Home of the largest wood bison (Bison bison athabascae) herd in the world, Wood Buffalo National Park provides a habitat for approximately 5 000 free roaming bison. This Canadian population was once estimated to have been as large as 168 000 animals, but heavy amounts of hunting and severe winters took their toll on the population, and are commonly understood as the main factors contributing to the historic decline in numbers. The current population in Canada is approximately 10 000 animals. A National Recovery Plan for Wood Bison was established in 2001 by the National Wood Bison Recovery Team, and monitoring and recovery projects are currently being undertaken by members of the park and the partners. The wood bison is listed as “near threatened” on the IUCN Red List.
Other species at risk in Canada found in Wood Buffalo National Park include four bird species – the common nighthawk (Chordeiles minor), the olive-sided flycatcher (Contopus cooperi), the peregrine falcon anatum subspecies (Falco peregrines anatum) and the rusty blackbird (Euphagus carolinus) – and one mammal – the woodland caribou Boreal population (Rangifer tarandus pop. 14). The olive-sided flycatcher is listed as “Near Threatened” on the IUCN Red List, while the rusty blackbird is listed as “Vulnerable”.

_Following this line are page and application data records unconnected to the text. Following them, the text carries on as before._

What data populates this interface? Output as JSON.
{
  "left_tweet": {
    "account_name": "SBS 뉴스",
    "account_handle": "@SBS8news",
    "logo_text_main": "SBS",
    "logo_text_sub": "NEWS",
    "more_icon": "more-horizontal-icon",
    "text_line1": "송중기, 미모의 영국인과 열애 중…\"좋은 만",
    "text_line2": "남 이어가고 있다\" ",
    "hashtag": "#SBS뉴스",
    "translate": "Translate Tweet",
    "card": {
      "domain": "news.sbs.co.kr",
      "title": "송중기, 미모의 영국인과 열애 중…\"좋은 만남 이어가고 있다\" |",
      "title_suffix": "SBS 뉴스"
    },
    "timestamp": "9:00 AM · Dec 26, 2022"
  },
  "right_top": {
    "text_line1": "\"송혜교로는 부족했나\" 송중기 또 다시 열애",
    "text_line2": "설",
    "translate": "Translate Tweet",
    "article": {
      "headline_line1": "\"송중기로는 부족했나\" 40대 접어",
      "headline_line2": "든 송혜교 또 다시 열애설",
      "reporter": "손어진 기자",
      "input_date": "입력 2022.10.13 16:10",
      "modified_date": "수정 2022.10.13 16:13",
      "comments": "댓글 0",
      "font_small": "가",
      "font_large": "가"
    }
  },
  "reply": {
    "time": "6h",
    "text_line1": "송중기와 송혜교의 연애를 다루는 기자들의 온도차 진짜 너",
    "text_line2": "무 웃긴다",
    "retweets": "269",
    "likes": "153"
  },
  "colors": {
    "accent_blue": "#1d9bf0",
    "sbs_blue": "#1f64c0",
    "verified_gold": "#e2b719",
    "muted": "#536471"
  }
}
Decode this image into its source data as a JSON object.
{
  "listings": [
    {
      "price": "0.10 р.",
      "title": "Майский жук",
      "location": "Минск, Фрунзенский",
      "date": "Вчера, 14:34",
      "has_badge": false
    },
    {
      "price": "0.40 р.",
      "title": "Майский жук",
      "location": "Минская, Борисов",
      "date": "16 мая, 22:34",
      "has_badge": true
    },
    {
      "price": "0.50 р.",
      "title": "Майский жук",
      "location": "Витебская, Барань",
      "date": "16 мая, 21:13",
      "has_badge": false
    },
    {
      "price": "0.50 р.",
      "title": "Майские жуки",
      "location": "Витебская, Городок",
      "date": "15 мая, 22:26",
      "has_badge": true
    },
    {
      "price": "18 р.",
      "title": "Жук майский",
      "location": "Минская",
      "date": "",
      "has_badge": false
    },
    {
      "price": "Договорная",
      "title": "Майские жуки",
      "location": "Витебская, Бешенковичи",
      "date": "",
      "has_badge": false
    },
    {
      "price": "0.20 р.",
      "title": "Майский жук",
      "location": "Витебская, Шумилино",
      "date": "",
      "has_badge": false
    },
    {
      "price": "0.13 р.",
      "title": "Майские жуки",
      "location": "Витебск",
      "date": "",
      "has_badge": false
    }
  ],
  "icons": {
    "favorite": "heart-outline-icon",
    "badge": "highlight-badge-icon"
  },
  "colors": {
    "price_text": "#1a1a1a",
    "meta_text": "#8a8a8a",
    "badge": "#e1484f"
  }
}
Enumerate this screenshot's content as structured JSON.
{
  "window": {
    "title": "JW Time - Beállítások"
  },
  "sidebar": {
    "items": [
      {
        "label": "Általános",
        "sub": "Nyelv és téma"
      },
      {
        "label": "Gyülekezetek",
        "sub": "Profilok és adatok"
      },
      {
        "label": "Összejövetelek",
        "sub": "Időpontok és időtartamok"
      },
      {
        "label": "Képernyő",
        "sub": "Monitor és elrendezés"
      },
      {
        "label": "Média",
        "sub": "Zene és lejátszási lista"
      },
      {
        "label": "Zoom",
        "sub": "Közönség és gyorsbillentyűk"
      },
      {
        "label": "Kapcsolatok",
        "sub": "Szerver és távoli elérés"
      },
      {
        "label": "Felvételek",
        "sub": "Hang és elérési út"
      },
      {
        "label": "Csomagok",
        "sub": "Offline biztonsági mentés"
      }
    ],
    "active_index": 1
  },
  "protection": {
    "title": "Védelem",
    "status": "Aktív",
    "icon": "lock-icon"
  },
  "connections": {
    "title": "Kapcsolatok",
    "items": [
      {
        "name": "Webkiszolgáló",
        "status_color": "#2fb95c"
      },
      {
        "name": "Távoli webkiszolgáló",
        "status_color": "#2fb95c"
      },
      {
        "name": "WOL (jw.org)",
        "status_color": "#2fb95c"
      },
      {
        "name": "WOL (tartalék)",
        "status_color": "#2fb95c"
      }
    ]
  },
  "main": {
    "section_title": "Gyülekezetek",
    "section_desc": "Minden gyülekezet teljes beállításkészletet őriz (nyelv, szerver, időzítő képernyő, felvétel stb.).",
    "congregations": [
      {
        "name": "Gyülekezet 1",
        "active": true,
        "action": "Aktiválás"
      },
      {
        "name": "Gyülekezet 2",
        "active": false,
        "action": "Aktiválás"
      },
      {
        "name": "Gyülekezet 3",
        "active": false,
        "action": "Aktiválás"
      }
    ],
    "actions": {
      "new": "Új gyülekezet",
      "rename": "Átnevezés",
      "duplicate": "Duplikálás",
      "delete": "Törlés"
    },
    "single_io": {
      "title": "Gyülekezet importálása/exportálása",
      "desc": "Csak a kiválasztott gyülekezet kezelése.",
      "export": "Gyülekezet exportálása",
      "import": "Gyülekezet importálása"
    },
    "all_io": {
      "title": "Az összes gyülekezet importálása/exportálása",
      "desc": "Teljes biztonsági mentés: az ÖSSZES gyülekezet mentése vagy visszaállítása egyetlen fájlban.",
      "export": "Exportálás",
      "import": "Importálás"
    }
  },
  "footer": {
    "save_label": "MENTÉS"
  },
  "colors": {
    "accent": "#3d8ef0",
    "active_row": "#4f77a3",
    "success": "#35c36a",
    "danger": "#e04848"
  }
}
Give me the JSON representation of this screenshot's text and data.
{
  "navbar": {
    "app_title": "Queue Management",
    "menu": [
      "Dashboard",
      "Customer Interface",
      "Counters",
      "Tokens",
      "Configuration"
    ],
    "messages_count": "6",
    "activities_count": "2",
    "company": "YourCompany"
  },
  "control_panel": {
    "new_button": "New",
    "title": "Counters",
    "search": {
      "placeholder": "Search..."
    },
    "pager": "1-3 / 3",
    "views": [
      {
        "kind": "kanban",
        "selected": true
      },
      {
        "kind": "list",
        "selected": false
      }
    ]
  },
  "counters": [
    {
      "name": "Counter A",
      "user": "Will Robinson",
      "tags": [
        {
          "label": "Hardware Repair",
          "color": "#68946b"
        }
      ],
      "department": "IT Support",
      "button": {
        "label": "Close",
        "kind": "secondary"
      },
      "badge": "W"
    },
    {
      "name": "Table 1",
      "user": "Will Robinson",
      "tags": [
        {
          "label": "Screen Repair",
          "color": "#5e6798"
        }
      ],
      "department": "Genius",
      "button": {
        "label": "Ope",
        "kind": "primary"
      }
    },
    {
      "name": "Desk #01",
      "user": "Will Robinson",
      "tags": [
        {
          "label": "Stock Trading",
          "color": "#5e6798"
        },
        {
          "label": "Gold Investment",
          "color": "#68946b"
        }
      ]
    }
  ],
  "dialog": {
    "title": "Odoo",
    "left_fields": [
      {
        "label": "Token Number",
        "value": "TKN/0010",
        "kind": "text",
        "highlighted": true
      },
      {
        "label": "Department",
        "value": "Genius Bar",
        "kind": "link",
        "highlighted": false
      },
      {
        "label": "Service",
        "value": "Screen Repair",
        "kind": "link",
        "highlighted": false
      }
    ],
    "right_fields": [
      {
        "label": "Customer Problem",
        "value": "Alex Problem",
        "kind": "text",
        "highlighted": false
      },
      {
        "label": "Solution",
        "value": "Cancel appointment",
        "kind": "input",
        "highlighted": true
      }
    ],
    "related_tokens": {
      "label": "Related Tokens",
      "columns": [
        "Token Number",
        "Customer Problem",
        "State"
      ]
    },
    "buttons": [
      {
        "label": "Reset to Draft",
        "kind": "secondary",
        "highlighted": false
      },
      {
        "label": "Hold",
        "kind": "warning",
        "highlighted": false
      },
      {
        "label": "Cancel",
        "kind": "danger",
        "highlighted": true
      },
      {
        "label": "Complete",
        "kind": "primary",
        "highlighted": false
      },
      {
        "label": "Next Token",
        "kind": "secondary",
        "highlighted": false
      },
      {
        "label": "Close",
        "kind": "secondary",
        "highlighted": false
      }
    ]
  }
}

The Peace-Athabasca Delta is situated at the western end of Lake Athabasca where the Peace, Slave and Birch rivers converge. The drainage basin that supplies the Peace-Athabasca Delta with water covers a huge area, almost 600,000 square kilometres of northern British Columbia, Alberta and Saskatchewan making it one of the largest inland freshwater deltas in the world. Its position downstream of major river basins that are subject to multiple human activities and stresses make the Peace-Athabasca Delta vulnerable to transboundary and cumulative impacts, including increased urbanization, hydroelectric dams, oil sands, other oil and gas developments, forestry and agriculture. Climate change is also impacting Canada’s north more acutely than other areas. Maintaining the ecological integrity of the delta given this context is a major management challenge.
Parks Canada’s approach to this challenge involves three separate approaches. First participating in regional land-use planning initiatives and environmental impact assessments allows Parks Canada to influence regional decision-making in ways that support the long term ecological integrity of the delta.
Second, Parks Canada has established the Peace-Athabasca Delta Ecological Monitoring Program (PADEMP), a partnering with local Aboriginal groups, other government departments and environmental non-government organizations. This integrated ecological monitoring program uses Traditional Ecological Knowledge and Western Science to measure, evaluate and communicate the state of the Peace-Athabasca Delta.
Finally, a Peace-Athabasca Delta Area Management Approach is currently being developed to integrate monitoring, research and public awareness to increase our understanding and appreciation of this complex ecosystem.